[WHAT TO PRODUCE]
Copy every line of the records that includes the word "false".

[Items from an interface collection]
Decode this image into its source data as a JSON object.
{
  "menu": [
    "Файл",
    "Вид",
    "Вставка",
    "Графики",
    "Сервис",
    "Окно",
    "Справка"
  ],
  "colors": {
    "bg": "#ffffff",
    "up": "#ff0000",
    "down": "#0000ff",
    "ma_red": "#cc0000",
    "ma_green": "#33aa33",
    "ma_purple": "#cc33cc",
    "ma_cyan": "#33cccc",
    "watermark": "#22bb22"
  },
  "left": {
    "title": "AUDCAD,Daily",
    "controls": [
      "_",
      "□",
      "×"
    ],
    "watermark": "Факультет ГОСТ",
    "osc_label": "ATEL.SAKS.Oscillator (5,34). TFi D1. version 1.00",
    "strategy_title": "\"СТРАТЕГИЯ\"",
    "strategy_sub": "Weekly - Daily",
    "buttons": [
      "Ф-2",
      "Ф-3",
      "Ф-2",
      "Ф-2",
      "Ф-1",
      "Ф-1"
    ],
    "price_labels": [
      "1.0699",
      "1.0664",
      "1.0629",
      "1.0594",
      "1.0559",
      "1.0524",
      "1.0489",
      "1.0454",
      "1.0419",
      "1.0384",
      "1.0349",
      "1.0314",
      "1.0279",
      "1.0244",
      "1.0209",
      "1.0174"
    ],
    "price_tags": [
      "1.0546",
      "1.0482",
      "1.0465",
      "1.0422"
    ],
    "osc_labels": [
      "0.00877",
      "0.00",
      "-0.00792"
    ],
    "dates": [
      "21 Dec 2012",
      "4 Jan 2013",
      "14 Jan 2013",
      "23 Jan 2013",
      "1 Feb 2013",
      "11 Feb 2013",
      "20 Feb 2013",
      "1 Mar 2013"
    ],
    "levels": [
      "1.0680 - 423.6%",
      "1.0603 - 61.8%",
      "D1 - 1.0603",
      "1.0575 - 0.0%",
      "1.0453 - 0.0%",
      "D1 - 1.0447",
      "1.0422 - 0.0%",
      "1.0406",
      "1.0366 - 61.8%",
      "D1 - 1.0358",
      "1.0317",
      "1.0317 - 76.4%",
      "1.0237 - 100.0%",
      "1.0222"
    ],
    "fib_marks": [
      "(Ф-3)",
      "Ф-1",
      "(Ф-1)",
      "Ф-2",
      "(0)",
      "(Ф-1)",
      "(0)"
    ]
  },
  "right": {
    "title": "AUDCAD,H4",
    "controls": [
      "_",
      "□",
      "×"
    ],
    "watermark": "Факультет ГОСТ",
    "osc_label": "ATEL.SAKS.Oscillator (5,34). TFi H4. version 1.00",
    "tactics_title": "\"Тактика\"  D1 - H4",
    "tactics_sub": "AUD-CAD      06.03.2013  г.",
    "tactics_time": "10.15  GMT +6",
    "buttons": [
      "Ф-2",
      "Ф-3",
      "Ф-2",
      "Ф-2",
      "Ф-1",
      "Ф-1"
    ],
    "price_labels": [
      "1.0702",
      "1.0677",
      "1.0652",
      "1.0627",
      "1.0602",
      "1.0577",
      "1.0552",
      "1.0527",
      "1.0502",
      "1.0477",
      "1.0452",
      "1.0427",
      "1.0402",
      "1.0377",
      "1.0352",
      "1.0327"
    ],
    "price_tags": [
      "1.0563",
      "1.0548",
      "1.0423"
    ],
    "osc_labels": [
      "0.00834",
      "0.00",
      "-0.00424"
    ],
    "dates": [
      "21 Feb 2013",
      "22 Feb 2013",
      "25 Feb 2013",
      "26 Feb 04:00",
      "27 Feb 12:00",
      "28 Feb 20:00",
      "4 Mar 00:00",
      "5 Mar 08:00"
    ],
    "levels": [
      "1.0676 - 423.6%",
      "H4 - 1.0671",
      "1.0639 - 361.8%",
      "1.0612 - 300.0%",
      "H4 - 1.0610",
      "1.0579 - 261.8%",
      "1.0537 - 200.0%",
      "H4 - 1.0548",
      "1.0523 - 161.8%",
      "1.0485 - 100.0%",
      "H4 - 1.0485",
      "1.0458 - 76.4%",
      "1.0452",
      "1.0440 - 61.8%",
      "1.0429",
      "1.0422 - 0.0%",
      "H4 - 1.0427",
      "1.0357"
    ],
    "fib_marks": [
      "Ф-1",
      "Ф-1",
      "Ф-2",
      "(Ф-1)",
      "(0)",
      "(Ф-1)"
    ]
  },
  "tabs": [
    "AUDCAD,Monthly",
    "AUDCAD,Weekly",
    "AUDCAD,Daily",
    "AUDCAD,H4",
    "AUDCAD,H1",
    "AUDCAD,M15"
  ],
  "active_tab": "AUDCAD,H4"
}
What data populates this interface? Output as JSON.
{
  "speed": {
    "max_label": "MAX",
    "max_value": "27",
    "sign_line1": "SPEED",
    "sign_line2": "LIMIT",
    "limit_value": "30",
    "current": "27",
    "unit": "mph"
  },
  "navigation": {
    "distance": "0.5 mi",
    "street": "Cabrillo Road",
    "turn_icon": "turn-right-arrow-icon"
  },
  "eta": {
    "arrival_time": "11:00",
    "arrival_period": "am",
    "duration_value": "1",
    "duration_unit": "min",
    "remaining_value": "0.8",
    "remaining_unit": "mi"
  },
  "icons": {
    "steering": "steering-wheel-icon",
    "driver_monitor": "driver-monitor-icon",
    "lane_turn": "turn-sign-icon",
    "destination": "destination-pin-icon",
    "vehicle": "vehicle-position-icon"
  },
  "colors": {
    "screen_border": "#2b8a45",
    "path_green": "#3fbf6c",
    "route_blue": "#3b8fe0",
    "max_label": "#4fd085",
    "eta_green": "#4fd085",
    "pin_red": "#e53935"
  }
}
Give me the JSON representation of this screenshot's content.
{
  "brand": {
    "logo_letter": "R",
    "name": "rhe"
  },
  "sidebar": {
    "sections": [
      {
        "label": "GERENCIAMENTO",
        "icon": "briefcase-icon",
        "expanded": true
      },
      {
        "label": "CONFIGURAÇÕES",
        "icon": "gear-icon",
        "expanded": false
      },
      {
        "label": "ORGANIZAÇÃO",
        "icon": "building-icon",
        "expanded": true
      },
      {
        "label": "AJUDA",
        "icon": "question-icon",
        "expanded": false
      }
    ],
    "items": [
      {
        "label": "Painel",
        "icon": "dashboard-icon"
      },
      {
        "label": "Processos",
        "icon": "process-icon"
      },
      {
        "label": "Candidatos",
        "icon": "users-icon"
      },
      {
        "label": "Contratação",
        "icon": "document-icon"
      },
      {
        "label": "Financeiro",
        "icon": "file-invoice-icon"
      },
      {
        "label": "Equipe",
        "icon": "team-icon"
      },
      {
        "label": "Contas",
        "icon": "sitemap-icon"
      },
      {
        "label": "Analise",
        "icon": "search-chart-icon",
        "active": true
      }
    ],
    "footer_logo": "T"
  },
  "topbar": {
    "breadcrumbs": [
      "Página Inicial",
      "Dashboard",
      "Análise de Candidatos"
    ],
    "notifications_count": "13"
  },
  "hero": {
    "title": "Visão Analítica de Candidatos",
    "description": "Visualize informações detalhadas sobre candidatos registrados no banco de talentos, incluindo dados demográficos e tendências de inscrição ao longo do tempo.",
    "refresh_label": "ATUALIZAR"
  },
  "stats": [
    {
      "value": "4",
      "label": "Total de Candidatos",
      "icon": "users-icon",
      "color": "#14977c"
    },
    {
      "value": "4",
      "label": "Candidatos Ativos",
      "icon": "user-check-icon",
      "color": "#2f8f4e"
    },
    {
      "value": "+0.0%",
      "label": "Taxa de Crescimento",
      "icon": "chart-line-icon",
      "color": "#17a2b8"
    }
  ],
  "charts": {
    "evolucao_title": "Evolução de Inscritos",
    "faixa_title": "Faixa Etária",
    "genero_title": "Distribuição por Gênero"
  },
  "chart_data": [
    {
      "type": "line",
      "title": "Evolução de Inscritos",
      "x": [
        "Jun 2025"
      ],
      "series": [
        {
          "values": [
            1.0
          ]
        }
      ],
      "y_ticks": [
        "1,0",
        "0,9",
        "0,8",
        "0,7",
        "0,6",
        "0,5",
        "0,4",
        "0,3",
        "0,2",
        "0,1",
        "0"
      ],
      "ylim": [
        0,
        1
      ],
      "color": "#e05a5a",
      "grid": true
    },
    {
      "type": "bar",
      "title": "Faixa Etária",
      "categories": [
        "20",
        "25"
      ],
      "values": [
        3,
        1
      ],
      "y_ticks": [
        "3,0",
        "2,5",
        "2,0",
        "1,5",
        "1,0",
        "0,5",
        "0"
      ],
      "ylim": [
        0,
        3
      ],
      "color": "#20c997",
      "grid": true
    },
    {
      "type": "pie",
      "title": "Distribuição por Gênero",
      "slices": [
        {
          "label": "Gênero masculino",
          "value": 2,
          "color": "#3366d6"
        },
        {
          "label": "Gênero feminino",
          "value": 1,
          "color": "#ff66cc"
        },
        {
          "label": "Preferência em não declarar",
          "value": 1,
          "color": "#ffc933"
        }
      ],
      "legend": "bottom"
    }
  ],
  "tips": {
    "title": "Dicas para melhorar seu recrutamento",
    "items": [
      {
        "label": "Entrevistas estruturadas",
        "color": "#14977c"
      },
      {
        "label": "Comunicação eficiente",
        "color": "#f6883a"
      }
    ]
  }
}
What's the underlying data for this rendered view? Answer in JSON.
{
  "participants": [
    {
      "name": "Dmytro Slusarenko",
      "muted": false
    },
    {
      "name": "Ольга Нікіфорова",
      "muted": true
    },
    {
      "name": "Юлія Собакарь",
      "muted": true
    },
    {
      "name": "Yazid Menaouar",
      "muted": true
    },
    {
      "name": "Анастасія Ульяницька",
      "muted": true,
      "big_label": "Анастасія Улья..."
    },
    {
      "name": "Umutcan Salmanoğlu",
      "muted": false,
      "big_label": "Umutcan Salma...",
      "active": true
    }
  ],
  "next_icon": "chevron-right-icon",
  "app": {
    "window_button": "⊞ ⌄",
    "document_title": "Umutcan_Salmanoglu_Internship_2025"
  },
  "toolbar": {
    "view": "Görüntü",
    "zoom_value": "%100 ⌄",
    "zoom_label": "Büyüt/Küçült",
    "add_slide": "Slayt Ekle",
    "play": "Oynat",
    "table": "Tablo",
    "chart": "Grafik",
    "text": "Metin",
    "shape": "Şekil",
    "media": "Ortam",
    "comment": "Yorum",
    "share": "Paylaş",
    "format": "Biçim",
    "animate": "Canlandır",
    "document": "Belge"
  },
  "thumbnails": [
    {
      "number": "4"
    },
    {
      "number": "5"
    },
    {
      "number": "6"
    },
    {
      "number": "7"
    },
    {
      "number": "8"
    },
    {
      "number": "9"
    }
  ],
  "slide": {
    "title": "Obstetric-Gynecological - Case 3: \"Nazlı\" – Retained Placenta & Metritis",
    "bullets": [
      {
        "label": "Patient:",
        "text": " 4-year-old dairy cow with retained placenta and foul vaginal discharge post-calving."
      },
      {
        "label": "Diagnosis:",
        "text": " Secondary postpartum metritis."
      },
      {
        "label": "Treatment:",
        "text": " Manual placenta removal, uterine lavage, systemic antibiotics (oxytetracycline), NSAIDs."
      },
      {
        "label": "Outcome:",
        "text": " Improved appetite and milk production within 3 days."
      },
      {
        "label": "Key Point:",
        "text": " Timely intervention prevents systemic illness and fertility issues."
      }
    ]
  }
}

[ANSWER BOX]
        "expanded": false
        "expanded": false
      "muted": false
      "muted": false,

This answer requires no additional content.